Even if you have a generally good diet, supplementing with whey protein helps ensure that you’re getting the full spectrum of amino acids.
Whey protein becomes even more important if you suffer from a health issue that makes it difficult to consume traditional protein-rich foods. For instance, a lack of digestive enzymes can make many food sources of protein difficult to tolerate. Lack of appetite is also a common problem with increasing age. Difficulty swallowing, reduced muscle strength that impedes chewing, periodontal disease, and gastric reflux are other problems that can affect protein levels and consumption.
However, taking whey protein powder is an easy, affordable, and tasty way to compensate.
Most people associate whey protein with weightlifters and bodybuilders. But it’s an excellent source of amino acids for everyone. Along with the amino acids mentioned above, whey protein provides several other very important amino acids, including alanine, arginine, glycine, proline, serine, tyrosine, and cystine.
Tyrosine, tryptophan, and phenylalanine are the biosynthetic precursors for making the compounds necessary for transmitting nerve impulses, including serotonin, dopamine, and norepinephrine.
Cystine raises your levels of glutathione, the body’s strongest antioxidant. Glutathione levels typically decrease with age and have a direct correlation with overall health. Healthier individuals, and those who live longest, have the highest glutathione levels.

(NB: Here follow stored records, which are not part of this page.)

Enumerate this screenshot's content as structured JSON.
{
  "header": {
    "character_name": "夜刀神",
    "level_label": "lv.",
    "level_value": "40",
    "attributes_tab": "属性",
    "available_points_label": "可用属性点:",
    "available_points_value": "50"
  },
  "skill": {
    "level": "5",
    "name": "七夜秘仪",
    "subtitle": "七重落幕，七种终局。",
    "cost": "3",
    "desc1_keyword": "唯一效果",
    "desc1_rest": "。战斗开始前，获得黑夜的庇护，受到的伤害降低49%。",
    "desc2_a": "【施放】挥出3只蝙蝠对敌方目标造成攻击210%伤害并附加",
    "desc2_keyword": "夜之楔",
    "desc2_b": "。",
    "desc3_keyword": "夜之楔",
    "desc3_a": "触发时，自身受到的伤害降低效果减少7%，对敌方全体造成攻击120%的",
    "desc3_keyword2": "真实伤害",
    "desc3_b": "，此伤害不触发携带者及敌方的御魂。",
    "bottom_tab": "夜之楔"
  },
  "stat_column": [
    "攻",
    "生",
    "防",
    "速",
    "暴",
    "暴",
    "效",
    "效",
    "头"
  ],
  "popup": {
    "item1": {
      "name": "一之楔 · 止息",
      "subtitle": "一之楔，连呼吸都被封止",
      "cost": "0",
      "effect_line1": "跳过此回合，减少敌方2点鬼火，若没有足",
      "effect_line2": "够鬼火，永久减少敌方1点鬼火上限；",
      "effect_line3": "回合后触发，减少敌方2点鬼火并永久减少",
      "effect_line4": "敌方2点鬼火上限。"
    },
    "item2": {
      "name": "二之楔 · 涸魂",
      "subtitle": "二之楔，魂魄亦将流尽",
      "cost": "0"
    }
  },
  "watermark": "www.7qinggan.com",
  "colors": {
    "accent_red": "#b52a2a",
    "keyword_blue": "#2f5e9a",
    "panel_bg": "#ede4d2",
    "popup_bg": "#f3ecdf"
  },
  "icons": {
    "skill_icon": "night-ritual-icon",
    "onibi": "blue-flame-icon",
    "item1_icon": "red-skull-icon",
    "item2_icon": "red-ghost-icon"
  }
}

The importance of protein and brain function may be one of the most overlooked factors in healthcare today. Hopefully, it’s not something you’ve overlooked. If you have, now you know an extremely easy and cost-effective way to fix it.